WHAT YOU NEED TO DO:
From the data below, return each line in which the string "Enter" is found.

SOURCE RECORDS:
________________________
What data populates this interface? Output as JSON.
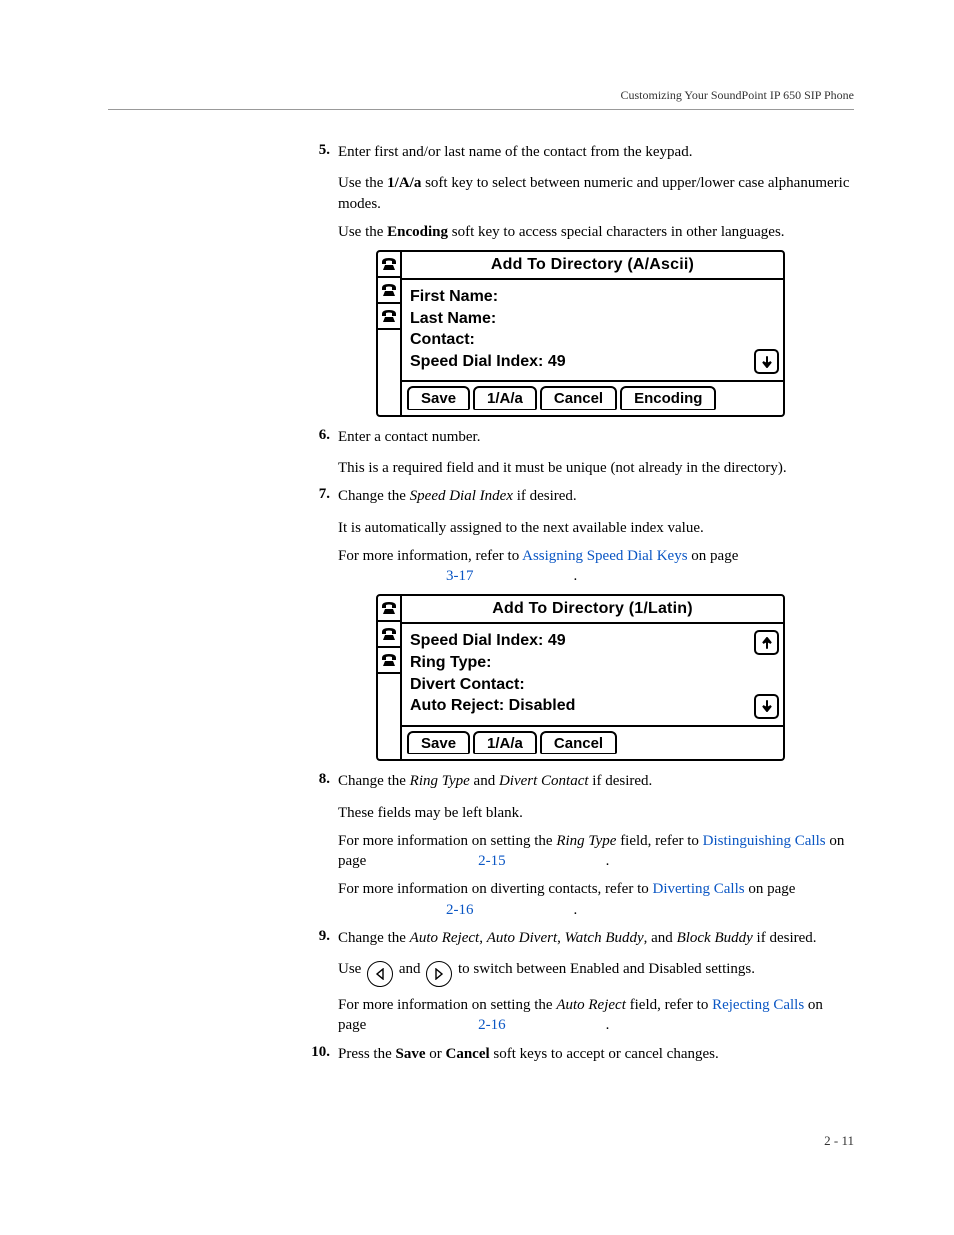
{
  "header": {
    "title": "Customizing Your SoundPoint IP 650 SIP Phone"
  },
  "steps": {
    "s5": {
      "num": "5.",
      "main": "Enter first and/or last name of the contact from the keypad.",
      "p2_a": "Use the ",
      "p2_key": "1/A/a",
      "p2_b": " soft key to select between numeric and upper/lower case alphanumeric modes.",
      "p3_a": "Use the ",
      "p3_key": "Encoding",
      "p3_b": " soft key to access special characters in other languages."
    },
    "s6": {
      "num": "6.",
      "main": "Enter a contact number.",
      "p2": "This is a required field and it must be unique (not already in the directory)."
    },
    "s7": {
      "num": "7.",
      "main_a": "Change the ",
      "main_i": "Speed Dial Index",
      "main_b": " if desired.",
      "p2": "It is automatically assigned to the next available index value.",
      "p3_a": "For more information, refer to ",
      "p3_link": "Assigning Speed Dial Keys",
      "p3_b": " on page ",
      "p3_page": "3-17",
      "p3_c": "."
    },
    "s8": {
      "num": "8.",
      "main_a": "Change the ",
      "main_i1": "Ring Type",
      "main_mid": " and ",
      "main_i2": "Divert Contact",
      "main_b": " if desired.",
      "p2": "These fields may be left blank.",
      "p3_a": "For more information on setting the ",
      "p3_i": "Ring Type",
      "p3_b": " field, refer to ",
      "p3_link": "Distinguishing Calls",
      "p3_c": " on page ",
      "p3_page": "2-15",
      "p3_d": ".",
      "p4_a": "For more information on diverting contacts, refer to ",
      "p4_link": "Diverting Calls",
      "p4_b": " on page ",
      "p4_page": "2-16",
      "p4_c": "."
    },
    "s9": {
      "num": "9.",
      "main_a": "Change the ",
      "i1": "Auto Reject",
      "c1": ", ",
      "i2": "Auto Divert",
      "c2": ", ",
      "i3": "Watch Buddy",
      "c3": ", and ",
      "i4": "Block Buddy",
      "main_b": " if desired.",
      "p2_a": "Use ",
      "p2_mid": " and ",
      "p2_b": "  to switch between Enabled and Disabled settings.",
      "p3_a": "For more information on setting the ",
      "p3_i": "Auto Reject",
      "p3_b": " field, refer to ",
      "p3_link": "Rejecting Calls",
      "p3_c": " on page ",
      "p3_page": "2-16",
      "p3_d": "."
    },
    "s10": {
      "num": "10.",
      "main_a": "Press the ",
      "k1": "Save",
      "mid": " or ",
      "k2": "Cancel",
      "main_b": " soft keys to accept or cancel changes."
    }
  },
  "lcd1": {
    "title": "Add To Directory (A/Ascii)",
    "line1": "First Name:",
    "line2": "Last Name:",
    "line3": "Contact:",
    "line4": "Speed Dial Index: 49",
    "sk1": "Save",
    "sk2": "1/A/a",
    "sk3": "Cancel",
    "sk4": "Encoding"
  },
  "lcd2": {
    "title": "Add To Directory (1/Latin)",
    "line1": "Speed Dial Index: 49",
    "line2": "Ring Type:",
    "line3": "Divert Contact:",
    "line4": "Auto Reject: Disabled",
    "sk1": "Save",
    "sk2": "1/A/a",
    "sk3": "Cancel"
  },
  "footer": {
    "page_num": "2 - 11"
  }
}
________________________
EXERCISE RESULT:
      "main": "Enter first and/or last name of the contact from the keypad.",
      "main": "Enter a contact number.",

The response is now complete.